Ross, who for the first time competed in a bodybuilding competition, was the 1997 and 1998 New Jersey State power-lifting and the Connecticut Push and Pull Classic champion in the 220 pounds categories.
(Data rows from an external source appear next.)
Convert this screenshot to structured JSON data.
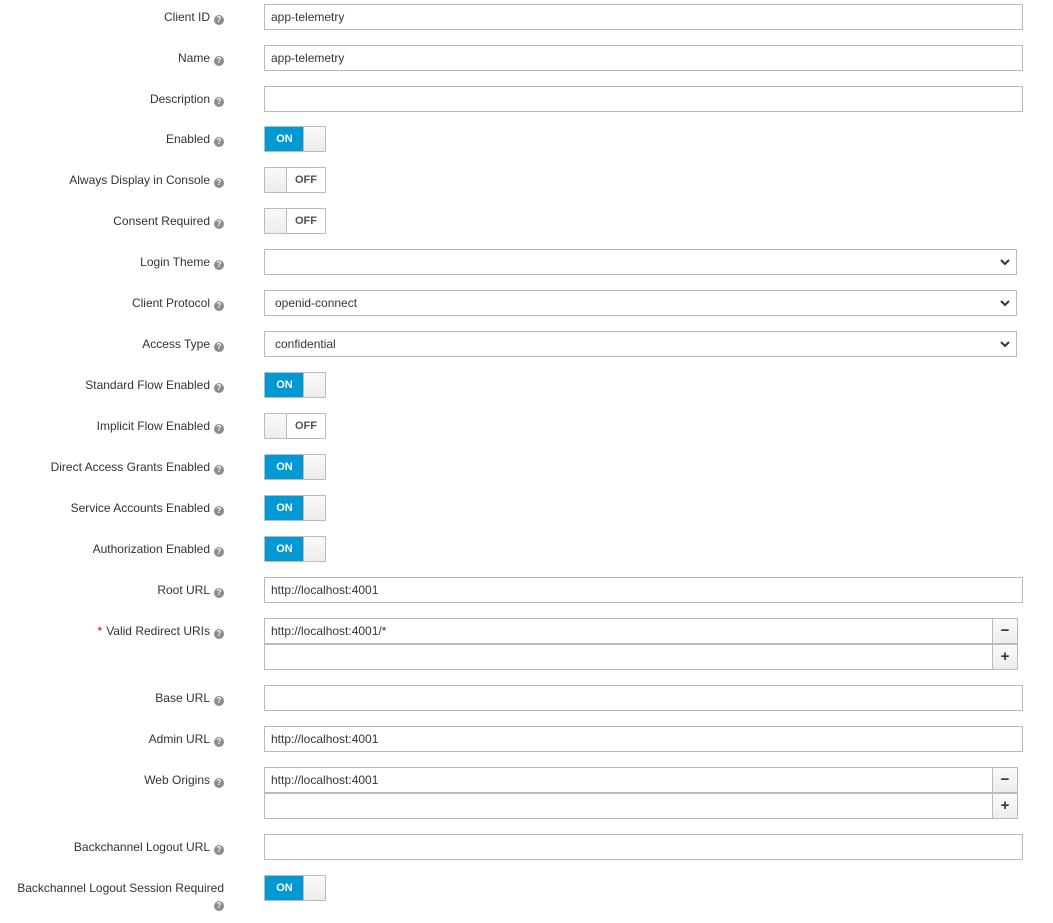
{
  "fields": {
    "client_id": {
      "label": "Client ID",
      "value": "app-telemetry"
    },
    "name": {
      "label": "Name",
      "value": "app-telemetry"
    },
    "description": {
      "label": "Description",
      "value": ""
    },
    "enabled": {
      "label": "Enabled",
      "state": "ON"
    },
    "always_display": {
      "label": "Always Display in Console",
      "state": "OFF"
    },
    "consent_required": {
      "label": "Consent Required",
      "state": "OFF"
    },
    "login_theme": {
      "label": "Login Theme",
      "value": ""
    },
    "client_protocol": {
      "label": "Client Protocol",
      "value": "openid-connect"
    },
    "access_type": {
      "label": "Access Type",
      "value": "confidential"
    },
    "standard_flow": {
      "label": "Standard Flow Enabled",
      "state": "ON"
    },
    "implicit_flow": {
      "label": "Implicit Flow Enabled",
      "state": "OFF"
    },
    "direct_access": {
      "label": "Direct Access Grants Enabled",
      "state": "ON"
    },
    "service_accounts": {
      "label": "Service Accounts Enabled",
      "state": "ON"
    },
    "authorization": {
      "label": "Authorization Enabled",
      "state": "ON"
    },
    "root_url": {
      "label": "Root URL",
      "value": "http://localhost:4001"
    },
    "valid_redirect": {
      "label": "Valid Redirect URIs",
      "required_mark": "*",
      "values": [
        "http://localhost:4001/*",
        ""
      ]
    },
    "base_url": {
      "label": "Base URL",
      "value": ""
    },
    "admin_url": {
      "label": "Admin URL",
      "value": "http://localhost:4001"
    },
    "web_origins": {
      "label": "Web Origins",
      "values": [
        "http://localhost:4001",
        ""
      ]
    },
    "backchannel_url": {
      "label": "Backchannel Logout URL",
      "value": ""
    },
    "backchannel_session": {
      "label": "Backchannel Logout Session Required",
      "state": "ON"
    }
  },
  "ui": {
    "help_glyph": "?",
    "remove_glyph": "−",
    "add_glyph": "+",
    "accent_color": "#0099d3",
    "icons": {
      "help": "question-circle-icon",
      "select": "chevron-down-icon"
    }
  }
}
He was the champion lifter in the 220 pounds category at the U.S. Masters’ National Championship held in Virginia in 2000.

The former Special Forces Jungle Instructor and paratrooper said that power-lifting was tremendously strenuous on his joints and muscles and, after experiencing a number of torn muscles he opted for bodybuilding, a goal he always wanted to achieve.

The black belt karateka said that he was motivated by the response of the spectators when he participated as a special guest poser at the National Cultural Centre during Fitness Week in Guyana last July.

He further stated that he began to lose interest in power-lifting in late 2000 and “so 2001 was my transition year during which I trained round the clock to make the necessary changes to my body.”

Since Ross’s migration to the U.S. in 1991, he had teamed up with Guyanese-born Ulric Gill who was his mentor and training partner and, under his (Gill) guidance, he had progressed to become one of the best power-lifters in the 220 pounds category in that country.

Ross, who had developed a love for this discipline during his tenure in the GDF, was encouraged by Gill to join the Kingsrow Barbell Club in Kingston, Georgetown, where he concentrated on body-building.

Upon realisation of his abnormal strength and with the advice of his mentor on his arrival in the ‘Big Apple’, Ross tried his ability at power-lifting and the results are indelibly written in the annals of U.S. power-lifting history.

Today, the ex-army officer enjoys appearances in catalogues, photographic displays on the Internet and sports gear modelling.

In his message to Guyanese athletes, Ross advised that sacrifice, dedication and commitment are the watchwords for success and that they should remain focused and should not indulge in illegal performance-enhancing drugs but work assiduously to achieve their goals. (GDF press release)